I’m very comfortable with where our business is positioned. We’re running a 70-30 split on exports vs. the domestic market, and our local market focus is very much where the government is moving. We’re building three big power plants now, and the focus going forward will move to transmission — to the cables and towers that are part of our core business.
I see great growth in Egypt and Africa for the next four years. I’m really very optimistic about Africa going forward.
Our natural export markets are the Gulf, Africa and, to an extent, Europe. These are the regions with which we have preferential trade agreements and to which we have the benefit of physical proximity.
Am I an outlier when it comes to salary rises? I like to think that we’re typical of exporters. Our costs are USD-denominated and have fallen 50% in USD terms, so as we grow our exports, we’re going to be growing our profits, and our staff will absolutely benefit from this. Raising salaries isn’t an option — it’s a must. We’ve already announced salary increases. I think for everyone it’s not an issue of the payroll costs rising, but of growing your revenues so you can do right by your employees.
There won’t be much privatization in the electricity industry. The government has invested in more than 25 GW of generation capacity in the past three years. The nation has excess capacity now, and it’s all state-owned. They’re not planning to sell it, and I don’t think the government is planning to see the private sector own generation. There may be room for the private sector in distribution.
With the USD at EGP 20, there will definitely be more IPOs. Companies are going to run into cash problems, and the banks are re-examining every company individually, so I’m not sure you’ll see a wave of borrowing, particularly not with interest rates where they are now. Combine the two and you may see companies looking at IPOs as a means of improving their cash position and ability to expand.

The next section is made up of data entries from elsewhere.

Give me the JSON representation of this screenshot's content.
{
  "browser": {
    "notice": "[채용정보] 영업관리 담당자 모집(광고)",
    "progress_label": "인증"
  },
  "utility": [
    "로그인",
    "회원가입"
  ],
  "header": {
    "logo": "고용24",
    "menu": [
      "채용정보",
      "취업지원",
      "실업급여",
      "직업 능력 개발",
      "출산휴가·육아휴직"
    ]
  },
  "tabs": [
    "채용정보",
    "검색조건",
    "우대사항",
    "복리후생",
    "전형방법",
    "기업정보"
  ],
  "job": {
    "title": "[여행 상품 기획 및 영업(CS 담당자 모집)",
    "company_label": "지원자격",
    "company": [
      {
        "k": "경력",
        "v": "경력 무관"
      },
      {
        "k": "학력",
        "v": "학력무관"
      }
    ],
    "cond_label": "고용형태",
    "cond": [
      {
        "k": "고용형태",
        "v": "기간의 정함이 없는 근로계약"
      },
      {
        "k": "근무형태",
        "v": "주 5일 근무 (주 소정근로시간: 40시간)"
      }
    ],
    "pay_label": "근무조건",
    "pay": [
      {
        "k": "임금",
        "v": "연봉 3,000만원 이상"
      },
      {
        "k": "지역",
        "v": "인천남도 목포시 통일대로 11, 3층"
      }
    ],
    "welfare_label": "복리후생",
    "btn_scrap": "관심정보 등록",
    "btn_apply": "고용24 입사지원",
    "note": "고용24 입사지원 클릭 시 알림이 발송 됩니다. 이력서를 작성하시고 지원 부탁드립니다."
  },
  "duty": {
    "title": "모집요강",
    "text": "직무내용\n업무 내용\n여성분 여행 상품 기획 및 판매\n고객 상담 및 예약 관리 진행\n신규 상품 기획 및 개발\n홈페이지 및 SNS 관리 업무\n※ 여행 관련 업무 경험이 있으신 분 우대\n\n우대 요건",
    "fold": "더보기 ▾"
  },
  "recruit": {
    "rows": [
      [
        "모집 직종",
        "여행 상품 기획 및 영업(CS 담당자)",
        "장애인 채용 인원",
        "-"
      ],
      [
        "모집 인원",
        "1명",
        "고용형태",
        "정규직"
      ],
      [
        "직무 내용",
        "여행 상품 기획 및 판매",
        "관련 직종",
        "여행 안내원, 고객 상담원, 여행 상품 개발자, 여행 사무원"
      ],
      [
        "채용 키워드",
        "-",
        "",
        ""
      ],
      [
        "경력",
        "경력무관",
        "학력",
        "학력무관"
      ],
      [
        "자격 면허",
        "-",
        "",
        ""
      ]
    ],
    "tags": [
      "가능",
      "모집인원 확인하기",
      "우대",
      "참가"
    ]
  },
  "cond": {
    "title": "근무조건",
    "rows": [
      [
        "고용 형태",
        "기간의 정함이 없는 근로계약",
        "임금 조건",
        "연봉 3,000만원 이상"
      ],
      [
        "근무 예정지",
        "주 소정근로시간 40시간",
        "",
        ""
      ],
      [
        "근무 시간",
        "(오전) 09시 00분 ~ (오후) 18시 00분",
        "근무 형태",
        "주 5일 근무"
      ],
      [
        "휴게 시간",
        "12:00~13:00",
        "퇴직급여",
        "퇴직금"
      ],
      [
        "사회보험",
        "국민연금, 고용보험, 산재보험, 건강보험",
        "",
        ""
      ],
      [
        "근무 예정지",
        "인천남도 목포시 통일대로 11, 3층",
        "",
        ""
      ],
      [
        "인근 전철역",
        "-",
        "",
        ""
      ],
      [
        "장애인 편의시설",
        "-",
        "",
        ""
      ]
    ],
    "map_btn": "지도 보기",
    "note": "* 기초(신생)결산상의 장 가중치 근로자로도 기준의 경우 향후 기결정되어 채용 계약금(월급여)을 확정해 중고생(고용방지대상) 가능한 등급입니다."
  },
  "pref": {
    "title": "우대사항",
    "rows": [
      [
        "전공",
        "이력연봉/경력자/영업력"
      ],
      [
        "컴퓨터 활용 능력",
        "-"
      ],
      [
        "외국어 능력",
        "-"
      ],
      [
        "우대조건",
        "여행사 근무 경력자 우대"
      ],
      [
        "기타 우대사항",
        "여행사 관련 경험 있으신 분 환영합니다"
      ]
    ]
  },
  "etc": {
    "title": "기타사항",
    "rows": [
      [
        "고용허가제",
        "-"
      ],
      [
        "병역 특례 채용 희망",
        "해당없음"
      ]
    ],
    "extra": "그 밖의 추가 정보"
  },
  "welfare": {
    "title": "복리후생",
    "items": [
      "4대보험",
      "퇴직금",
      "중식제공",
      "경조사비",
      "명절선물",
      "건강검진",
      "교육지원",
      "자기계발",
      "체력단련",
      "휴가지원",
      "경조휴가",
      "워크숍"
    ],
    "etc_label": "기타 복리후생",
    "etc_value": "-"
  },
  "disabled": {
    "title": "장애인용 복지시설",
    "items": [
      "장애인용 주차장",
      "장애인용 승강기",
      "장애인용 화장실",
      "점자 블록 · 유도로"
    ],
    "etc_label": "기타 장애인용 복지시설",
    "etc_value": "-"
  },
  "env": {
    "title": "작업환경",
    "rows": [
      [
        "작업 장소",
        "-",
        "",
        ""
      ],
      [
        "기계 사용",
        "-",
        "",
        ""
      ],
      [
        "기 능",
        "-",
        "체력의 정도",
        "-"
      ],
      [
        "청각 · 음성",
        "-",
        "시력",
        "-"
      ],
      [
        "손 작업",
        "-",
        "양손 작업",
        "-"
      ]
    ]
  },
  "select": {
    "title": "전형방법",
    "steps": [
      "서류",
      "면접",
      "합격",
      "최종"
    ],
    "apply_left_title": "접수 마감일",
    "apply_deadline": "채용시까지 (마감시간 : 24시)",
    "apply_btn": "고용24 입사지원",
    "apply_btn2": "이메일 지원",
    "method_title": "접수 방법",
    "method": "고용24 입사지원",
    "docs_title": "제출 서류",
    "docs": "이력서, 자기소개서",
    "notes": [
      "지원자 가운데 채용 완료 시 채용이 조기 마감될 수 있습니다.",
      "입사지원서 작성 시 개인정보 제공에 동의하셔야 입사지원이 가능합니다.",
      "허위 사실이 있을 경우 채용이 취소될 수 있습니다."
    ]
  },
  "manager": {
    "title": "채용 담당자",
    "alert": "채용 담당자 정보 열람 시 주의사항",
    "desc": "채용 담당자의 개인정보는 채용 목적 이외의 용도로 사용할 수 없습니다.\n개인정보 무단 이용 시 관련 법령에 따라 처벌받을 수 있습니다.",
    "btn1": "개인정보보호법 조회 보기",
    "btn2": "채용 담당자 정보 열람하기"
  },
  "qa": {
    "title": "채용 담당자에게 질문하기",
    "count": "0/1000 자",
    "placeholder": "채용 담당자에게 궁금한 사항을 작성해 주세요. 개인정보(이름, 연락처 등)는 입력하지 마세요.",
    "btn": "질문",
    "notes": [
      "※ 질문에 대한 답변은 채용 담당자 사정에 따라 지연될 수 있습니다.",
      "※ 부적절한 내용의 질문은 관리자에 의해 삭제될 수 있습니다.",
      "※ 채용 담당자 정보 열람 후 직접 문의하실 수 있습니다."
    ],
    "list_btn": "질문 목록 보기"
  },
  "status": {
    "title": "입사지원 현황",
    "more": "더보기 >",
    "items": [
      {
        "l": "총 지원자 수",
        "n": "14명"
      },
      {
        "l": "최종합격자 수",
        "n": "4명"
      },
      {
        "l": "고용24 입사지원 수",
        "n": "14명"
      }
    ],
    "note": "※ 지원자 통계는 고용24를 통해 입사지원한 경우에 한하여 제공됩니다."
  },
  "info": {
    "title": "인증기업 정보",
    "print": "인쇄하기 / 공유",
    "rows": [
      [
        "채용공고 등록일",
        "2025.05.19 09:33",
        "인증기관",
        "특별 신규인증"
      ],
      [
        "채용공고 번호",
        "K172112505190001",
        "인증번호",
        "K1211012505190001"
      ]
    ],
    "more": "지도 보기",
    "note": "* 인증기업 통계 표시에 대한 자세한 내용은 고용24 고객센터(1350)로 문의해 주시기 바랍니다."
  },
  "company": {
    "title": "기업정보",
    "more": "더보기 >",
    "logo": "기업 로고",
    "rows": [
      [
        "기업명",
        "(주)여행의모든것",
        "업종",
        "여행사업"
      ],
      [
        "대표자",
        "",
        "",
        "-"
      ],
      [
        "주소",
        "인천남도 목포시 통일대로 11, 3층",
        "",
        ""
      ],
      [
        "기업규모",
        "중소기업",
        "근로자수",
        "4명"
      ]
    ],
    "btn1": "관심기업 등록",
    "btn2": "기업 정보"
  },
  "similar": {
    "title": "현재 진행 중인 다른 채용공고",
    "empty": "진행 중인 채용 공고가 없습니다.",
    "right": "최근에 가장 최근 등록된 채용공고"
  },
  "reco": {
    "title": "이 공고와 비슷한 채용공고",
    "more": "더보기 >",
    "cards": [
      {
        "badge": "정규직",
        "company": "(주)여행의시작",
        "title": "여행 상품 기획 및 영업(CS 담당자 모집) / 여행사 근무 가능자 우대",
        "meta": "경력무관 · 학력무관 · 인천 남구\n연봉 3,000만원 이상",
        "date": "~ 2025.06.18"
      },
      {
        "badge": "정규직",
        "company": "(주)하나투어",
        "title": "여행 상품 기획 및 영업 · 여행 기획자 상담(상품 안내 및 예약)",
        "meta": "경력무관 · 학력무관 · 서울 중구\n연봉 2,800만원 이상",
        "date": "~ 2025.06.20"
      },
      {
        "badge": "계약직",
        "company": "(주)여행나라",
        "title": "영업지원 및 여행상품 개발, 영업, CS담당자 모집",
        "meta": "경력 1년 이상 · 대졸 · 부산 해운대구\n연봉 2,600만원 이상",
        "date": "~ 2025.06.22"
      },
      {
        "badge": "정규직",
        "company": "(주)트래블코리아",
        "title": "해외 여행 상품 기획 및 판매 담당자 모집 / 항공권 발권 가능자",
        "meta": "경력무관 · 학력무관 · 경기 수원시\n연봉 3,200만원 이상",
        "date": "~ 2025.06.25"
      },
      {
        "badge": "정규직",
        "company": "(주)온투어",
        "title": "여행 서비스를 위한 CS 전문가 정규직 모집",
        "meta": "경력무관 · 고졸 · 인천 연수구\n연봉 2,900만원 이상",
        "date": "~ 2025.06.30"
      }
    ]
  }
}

I’m optimistic about M&A prospects for the same reason, but we’re not in the market. We’re good with where we stand now. We’re focused on operations, we’re focused on improving our corporate structure. For us, 2017 is going to be about operations, not M&A.
Agriculture and food will boom in 2017. Any sector that substitutes for imports, particularly if those are expensive imports. I also like any export that’s based on local materials.
Anyone in luxury will suffer over the next two years. Cars will also be difficult, at least at the higher end.
If I was starting a new business today? I would love to go for the food industry and produce for domestic consumption.
The government’s legislative priorities should focus on how to double exports in two years’ time. This will demand support to local industry, including investment incentives. The government needs to help local companies improve quality to meet export standards. Manufacturers need help learning to penetrate new export markets.
I’m really quite optimistic about 2017. It will be a really good year for us, especially since the last five years saw Egypt deliver horrible growth and job creation numbers. Companies have been shrinking, firing people.
Industry needs to go on a two-year hiring boom. That’s what we’re doing. And it’s why our CSR initiative focuses on building technical schools. We’re using German management and we have 1,000 students today — our goal is to reach 10,000 in five to six years. We take them from primary school through until they’re qualified as a technical expert, and it’s not just about technical skills: We give them a daily meal, a stipend, language training, soft skills.
Let me tell you, the quality of these students is just excellent— and they’re the key to doubling exports. More industrialists need to invest in vocational training. Skilled staff are the key to doubling exports.